Posted by Robert Half on 15 October 2014
You may have beaten the odds for the job, but how do you stave off competition from your colleagues to progress up the ranks, especially when you are also friends outside of work?
Trying to stay ahead in the rat race can be especially tricky if your colleague happens to be a friend outside the workplace. It is commonplace for people to socialise with their colleagues overtime, which makes the competition just that little bit more complicated.
Thankfully, it does not have to be a zero-sum game in which either you or your workplace ‘frenemies’ must lose.
Here are three simple principles to observe in such situations, without wading into the murky world of office politics and backstabbing:

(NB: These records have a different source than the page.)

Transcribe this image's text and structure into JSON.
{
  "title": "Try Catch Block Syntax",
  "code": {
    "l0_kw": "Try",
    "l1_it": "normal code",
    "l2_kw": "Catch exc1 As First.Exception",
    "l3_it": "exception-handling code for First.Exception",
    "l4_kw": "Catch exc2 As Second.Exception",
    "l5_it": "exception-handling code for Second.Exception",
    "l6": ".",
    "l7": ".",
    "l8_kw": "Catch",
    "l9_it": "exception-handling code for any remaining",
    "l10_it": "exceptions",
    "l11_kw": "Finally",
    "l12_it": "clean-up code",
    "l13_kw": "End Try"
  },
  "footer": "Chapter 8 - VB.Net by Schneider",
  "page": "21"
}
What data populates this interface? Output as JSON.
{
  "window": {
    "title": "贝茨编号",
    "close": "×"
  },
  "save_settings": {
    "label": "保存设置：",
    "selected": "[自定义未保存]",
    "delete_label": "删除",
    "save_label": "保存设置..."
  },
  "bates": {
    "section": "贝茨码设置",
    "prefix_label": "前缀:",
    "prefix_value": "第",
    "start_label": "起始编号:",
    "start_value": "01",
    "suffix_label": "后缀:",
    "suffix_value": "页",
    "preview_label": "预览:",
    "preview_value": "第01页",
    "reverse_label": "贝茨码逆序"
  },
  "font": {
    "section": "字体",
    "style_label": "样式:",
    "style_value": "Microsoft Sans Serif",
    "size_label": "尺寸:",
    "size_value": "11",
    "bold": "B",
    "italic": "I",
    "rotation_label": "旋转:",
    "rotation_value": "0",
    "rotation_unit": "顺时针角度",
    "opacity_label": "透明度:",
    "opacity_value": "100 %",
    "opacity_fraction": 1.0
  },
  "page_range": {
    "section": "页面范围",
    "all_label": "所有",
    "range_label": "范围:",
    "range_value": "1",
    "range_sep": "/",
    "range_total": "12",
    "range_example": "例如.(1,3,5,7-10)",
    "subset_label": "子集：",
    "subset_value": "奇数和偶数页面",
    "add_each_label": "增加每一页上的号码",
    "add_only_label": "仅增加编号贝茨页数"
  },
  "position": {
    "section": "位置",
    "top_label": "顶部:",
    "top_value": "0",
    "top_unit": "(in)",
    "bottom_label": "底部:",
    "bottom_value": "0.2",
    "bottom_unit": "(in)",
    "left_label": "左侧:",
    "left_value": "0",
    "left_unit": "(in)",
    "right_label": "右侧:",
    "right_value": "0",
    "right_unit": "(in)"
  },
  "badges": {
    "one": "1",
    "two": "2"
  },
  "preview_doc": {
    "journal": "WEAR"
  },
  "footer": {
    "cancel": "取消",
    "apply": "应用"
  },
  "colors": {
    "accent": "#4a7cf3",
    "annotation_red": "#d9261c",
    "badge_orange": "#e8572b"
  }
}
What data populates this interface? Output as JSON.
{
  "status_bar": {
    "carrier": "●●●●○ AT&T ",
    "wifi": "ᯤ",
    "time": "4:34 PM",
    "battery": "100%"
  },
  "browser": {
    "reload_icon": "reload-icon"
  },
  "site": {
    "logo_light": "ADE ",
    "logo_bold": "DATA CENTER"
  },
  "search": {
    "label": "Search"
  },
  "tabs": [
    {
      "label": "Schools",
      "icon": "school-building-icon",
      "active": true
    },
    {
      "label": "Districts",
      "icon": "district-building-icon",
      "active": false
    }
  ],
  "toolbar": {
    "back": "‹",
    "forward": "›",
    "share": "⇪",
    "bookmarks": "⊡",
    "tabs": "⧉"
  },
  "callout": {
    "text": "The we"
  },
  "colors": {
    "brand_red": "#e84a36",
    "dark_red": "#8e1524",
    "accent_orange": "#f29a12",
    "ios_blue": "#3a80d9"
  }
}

The politics of envy can be disastrous, and friendships tend to be tested at work when jealousy takes root. While factors like remuneration and job titles are beyond your circle of control, you can leverage controllable factors to strengthen or repair a friendship at a workplace.
Going the extra mile to help your friend at work can pay dividends. Kind and selfless gestures are seldom forgotten, and help rendered will usually sow the seeds for a healthy work relationship.
Have a piece of knowledge that will improve work performance and productivity? Start with simple suggestions like these and you will be surprised how much goodwill can permeate the workplace.
Appropriateness is not synonymous with aloofness or professionalism. There is a time and place to be taken seriously without being robotic about it. Likewise, it is perfectly acceptable to have light-hearted and personal conversations at work. Such conversations are part of the team-building tapestry, and are especially important when you have aspirations to climb the corporate ladder later.
That said, building rapport may occasionally backfire, especially in serious situations when you need to be taken seriously, and can lead to misunderstandings if you are not intentional with your actions.
It is, therefore, very important to set clear boundaries at work with your friends, through clear communication and body language.
Navigating friendships in the workplace can be tricky. Coupled with the pressure to perform, this leaves room for potential misunderstanding and jealousy. This is why learning how to apply tact when interacting with your co-workers is crucial to maintaining a healthy relationship. When dealing with potentially sticky situations such as performance reviews or working together on a project, learn to keep your emotions neutral and remember to consider your choice of words.
So, the next time you encounter a workplace situation that may be fraught with misunderstanding and jealousy, think: Which HAT should you wear to balance the ‘frenemy’ relationship in the workplace?